If you blog, follow these tips —
4. Website. Your church must have a website and a URL that uses the church’s name (something easy to remember, such as “westsidecoc.org”). Even people my age no longer use the Yellow Pages to find a church. We all use Google, and if your church doesn’t have a web presence, then it doesn’t exist so far as visitors are concerned.
The website — especially the home page — needs to be designed for visitors and newcomers to town. It should include a map, street address, church phone number, E-mail address for church office and each minister, and a contact form.
It’s astonishing how often a church fails to post its phone number or street address or set up a map.
Set up a Members Only page so that you can post the church directory and other information that you shouldn’t share with the world.
5. Email and texts. When I became an elder, I was quite the Young Turk because I insisted that we be able to communicate by email. (You should have seen their expressions!) Now we also communicate by text messaging. We are quite the modern eldership! And this greatly speeds up getting word out about a death or other pastoral needs.
Everyone on the church staff should have an email address tied to the church’s URL (“email@example.com”). (AOL or Gmail addresses for professional staff is, well, unprofessional — and the cost is trivial.) No numerals in the name! And no email addresses shared between husbands and wives. Shared email promises a lack of confidentiality and requires the husband to turn in his man card. (The same rule applies for Facebook — Don’t embarrass yourself by sharing a page with your wife.)
Elders should have a cell phone number (with text capability) or email address posted on the church web site and in the church directory, as should ministers. Yes, the church should make sure the ministers are equipped with phones that text, especially youth and campus ministers. That’s how you talk with teens and college students these days.
6. Presence. Many years ago, I heard a sermon, by Patrick Mead, in which he explained that one of the greatest gifts we can give a friend or family member is our complete presence.
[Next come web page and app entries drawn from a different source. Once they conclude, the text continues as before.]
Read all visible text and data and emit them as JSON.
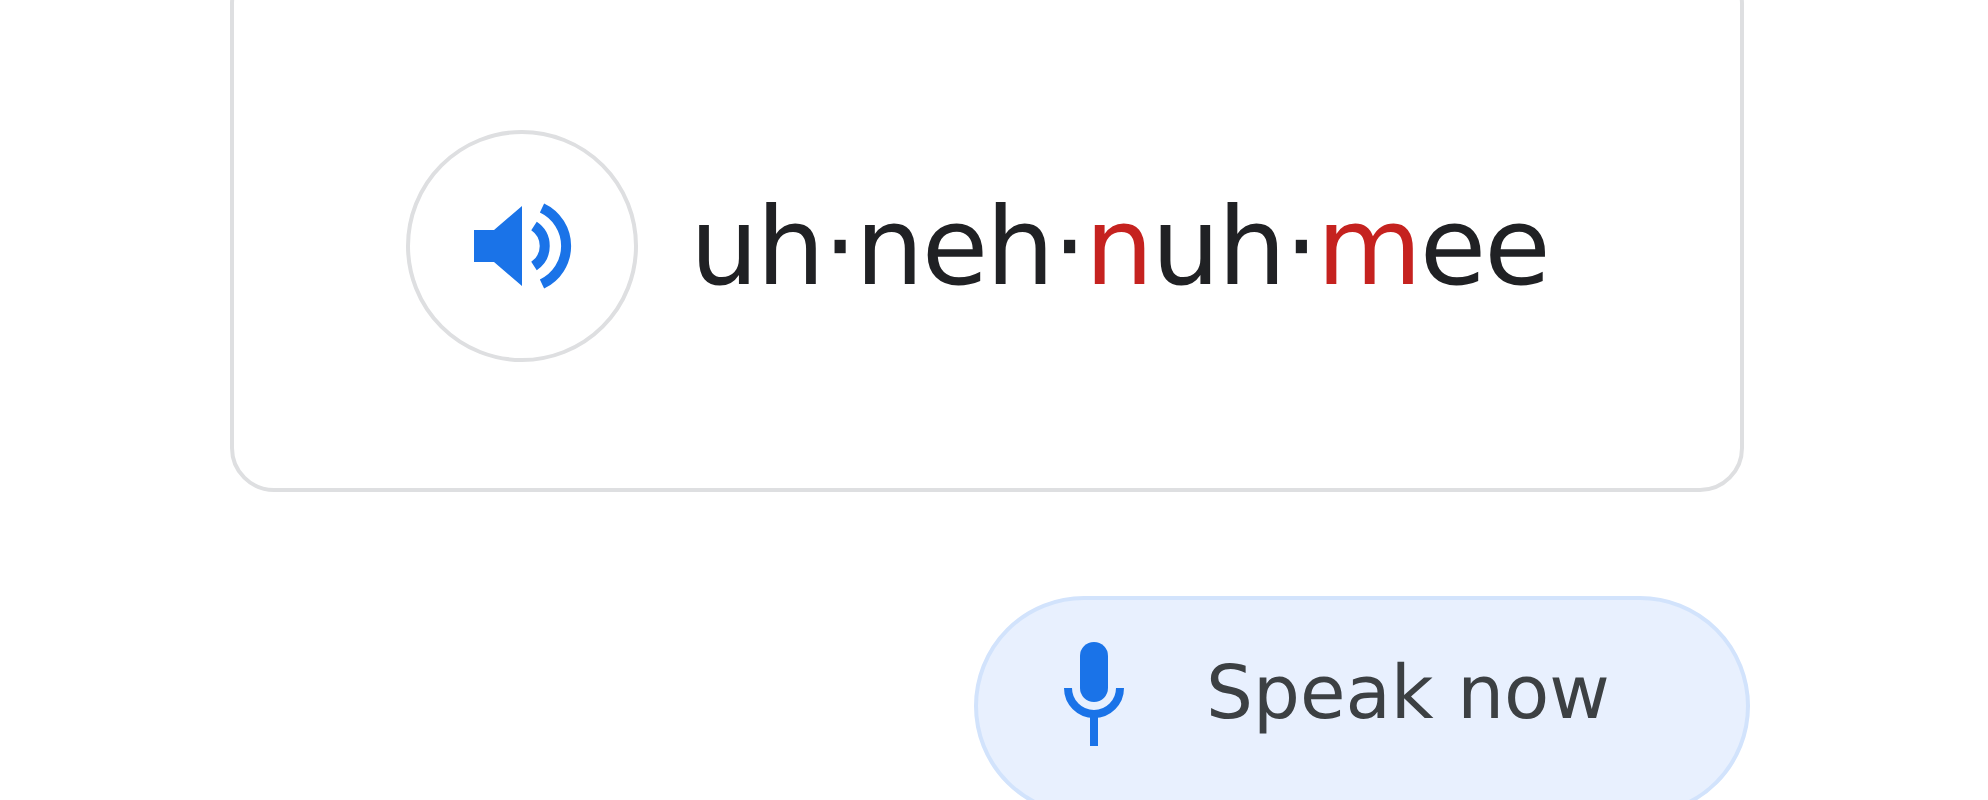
{
  "pronunciation": {
    "segments": [
      {
        "text": "uh·neh·",
        "highlight": false
      },
      {
        "text": "n",
        "highlight": true
      },
      {
        "text": "uh·",
        "highlight": false
      },
      {
        "text": "m",
        "highlight": true
      },
      {
        "text": "ee",
        "highlight": false
      }
    ]
  },
  "speak_button": {
    "label": "Speak now"
  }
}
Nowadays, we are so often interrupted — by the phone, text messages, emails, and other such things — it’s become rare for someone to enjoy our entire, truly undivided attention.
So here’s what may be the best way to use social media: when you meet with a friend or church member, pull out your phone, hit the “off” button, and be truly present.
Conclusion. The key is to only use social media to do those things that it’s best at. Don’t let social media replace home visits and phone calls when those would be better. And don’t let your blog do what Bible classes and sermons do better. Don’t fill your work hours with social media to avoid the challenges of day-to-day ministry. And don’t let social media interfere with being truly present.